For the past couple of years, Mesa, AZ, has proudly been able to proclaim its stature as an Apple manufacturing site.
But amid the hoopla of the Super Bowl in Phoenix, Apple’s plans to produce sapphire screens for iPhones at its Mesa plant fell apart. The company announced Feb. 2 that it would spend $2 billion to convert the factory into a data center.
The move followed an October bankruptcy filing by GT Advanced Technologies, the contractor Apple hired to produce the screens. According to Bloomberg, it failed to produce screens of sufficient quality, putting it out of compliance with its Apple agreement.
Despite the investment, the move will mean far fewer jobs for Mesa.
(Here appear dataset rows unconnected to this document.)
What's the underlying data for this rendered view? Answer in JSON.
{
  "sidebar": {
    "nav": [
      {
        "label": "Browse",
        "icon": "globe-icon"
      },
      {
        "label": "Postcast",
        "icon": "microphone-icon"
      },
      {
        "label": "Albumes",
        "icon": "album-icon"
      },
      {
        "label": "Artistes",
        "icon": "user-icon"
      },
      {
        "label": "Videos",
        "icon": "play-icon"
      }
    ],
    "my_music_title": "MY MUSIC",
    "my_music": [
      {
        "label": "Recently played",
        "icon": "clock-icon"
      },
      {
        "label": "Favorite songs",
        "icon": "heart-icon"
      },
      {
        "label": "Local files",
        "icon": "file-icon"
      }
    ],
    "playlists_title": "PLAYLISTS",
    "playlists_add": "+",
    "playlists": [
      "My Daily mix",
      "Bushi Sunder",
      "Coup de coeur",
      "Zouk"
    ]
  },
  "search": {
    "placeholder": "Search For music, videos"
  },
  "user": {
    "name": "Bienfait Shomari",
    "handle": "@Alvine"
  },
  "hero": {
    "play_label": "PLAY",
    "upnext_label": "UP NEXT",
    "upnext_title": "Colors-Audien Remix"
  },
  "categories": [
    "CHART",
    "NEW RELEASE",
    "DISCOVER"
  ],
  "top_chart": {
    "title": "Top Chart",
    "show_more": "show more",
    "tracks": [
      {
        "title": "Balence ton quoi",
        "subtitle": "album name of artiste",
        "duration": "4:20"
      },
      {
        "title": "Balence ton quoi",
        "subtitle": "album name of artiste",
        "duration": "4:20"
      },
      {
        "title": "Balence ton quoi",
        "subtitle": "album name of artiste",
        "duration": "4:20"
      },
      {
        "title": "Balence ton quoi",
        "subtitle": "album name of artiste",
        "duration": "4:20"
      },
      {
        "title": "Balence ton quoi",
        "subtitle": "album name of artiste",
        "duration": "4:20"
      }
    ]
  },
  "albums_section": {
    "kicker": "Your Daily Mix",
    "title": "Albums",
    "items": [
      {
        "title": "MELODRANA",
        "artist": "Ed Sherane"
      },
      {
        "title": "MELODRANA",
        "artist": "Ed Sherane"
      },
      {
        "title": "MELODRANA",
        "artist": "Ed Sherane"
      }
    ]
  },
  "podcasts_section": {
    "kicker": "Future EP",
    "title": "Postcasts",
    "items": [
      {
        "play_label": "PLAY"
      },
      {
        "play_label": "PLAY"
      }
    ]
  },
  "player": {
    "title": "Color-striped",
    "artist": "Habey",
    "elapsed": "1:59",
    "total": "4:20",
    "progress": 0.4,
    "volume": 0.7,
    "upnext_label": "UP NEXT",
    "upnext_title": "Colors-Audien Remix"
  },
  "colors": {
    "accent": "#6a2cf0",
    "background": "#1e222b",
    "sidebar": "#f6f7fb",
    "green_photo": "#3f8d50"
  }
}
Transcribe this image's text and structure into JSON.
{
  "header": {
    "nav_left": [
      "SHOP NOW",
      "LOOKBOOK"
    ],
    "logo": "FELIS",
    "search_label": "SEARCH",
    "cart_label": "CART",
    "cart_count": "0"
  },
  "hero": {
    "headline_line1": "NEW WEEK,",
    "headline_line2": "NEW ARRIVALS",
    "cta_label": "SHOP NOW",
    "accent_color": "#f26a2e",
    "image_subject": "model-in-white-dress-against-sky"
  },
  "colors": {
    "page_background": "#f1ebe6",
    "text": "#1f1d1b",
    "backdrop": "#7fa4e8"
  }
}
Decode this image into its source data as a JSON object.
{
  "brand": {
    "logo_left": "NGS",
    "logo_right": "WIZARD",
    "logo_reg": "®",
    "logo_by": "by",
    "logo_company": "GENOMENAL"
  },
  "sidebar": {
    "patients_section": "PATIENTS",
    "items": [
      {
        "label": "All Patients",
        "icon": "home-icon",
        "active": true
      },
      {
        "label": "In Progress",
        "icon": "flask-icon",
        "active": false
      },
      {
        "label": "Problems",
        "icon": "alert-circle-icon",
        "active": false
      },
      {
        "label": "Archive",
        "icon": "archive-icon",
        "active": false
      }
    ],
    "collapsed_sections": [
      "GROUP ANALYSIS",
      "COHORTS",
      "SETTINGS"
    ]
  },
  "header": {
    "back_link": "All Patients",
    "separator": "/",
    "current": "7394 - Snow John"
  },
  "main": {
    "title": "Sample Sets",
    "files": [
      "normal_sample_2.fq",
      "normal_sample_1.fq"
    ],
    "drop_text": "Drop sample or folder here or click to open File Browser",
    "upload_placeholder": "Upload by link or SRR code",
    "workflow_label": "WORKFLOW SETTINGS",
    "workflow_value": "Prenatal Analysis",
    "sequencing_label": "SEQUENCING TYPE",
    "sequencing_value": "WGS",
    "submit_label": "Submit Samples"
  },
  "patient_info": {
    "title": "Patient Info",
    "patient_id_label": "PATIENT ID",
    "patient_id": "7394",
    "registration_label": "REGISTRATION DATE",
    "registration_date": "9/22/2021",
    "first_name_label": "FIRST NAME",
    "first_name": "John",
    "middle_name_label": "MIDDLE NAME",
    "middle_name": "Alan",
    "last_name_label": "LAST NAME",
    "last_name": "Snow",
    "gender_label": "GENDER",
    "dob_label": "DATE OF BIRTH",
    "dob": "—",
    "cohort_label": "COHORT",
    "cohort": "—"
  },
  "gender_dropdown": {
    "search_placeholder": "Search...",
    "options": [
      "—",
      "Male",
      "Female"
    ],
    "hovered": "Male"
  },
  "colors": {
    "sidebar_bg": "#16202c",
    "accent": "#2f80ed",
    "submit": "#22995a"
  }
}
KJZZ public radio reporter Kristena Hansen, a Cronkite School alum, said the data center will employ only 150 people, not the 700 employed at the factory, and far less than the thousands of jobs Arizona envisioned when it began competing for the factory.
Nonetheless, Apple considers the project to be a major one. And, it is still getting incentives from the state, although it and Arizona are in an economic development tango.
According to Hansen’s report, state lawmakers are considering a new package that would allow Apple’s “international operations center,” as the proposal calls it, to take advantage of the same tax breaks that were approved last year for manufacturers and designated specifically for Apple’s then-manufacturing facility.
The current proposal would mean at least $28 million in income and sales tax breaks for Apple, according to the proposed legislation and estimates by the Joint Legislative Budget Committee. (Apple decided not to accept $10 million from a different state fund that had been promised as part of the initial factory deal.)
That’s on top of the roughly $1 million per year Apple has already saved in property taxes this year and last because the Mesa facility is located within a Foreign Trade Subzone, according to calculations by KJZZ based on formulas and property information from the Maricopa County Assessor’s and Treasurer’s offices.
Businesses located within Foreign Trade Subzones and Zones, which are federally designated geographic areas, are exempt from various customs duties and taxes.
FTZ businesses enjoy an additional perk in Arizona that’s not offered in other states: lower property taxes. Apple and other Arizona FTZ businesses pay a 5 percent property tax rate versus the normal commercial rate of around 18.5 percent.
As a global command center, however, Apple’s facility would technically lose its FTZ status because it would no longer be involved in manufacturing and distribution activities as is required, Bill Jabjiniak, Mesa’s economic development director, told KJZZ.
But Apple is trying to prevent that from happening. Jabjiniak said the tech giant is currently working with U.S. Customs and Border Protection, which supervises FTZs, to see how it can maintain its FTZ status, since it will be importing and exporting parts.
In the meantime, Mesa can still claim to be an Apple location. The computer company just won’t be producing something you can hold in your hand.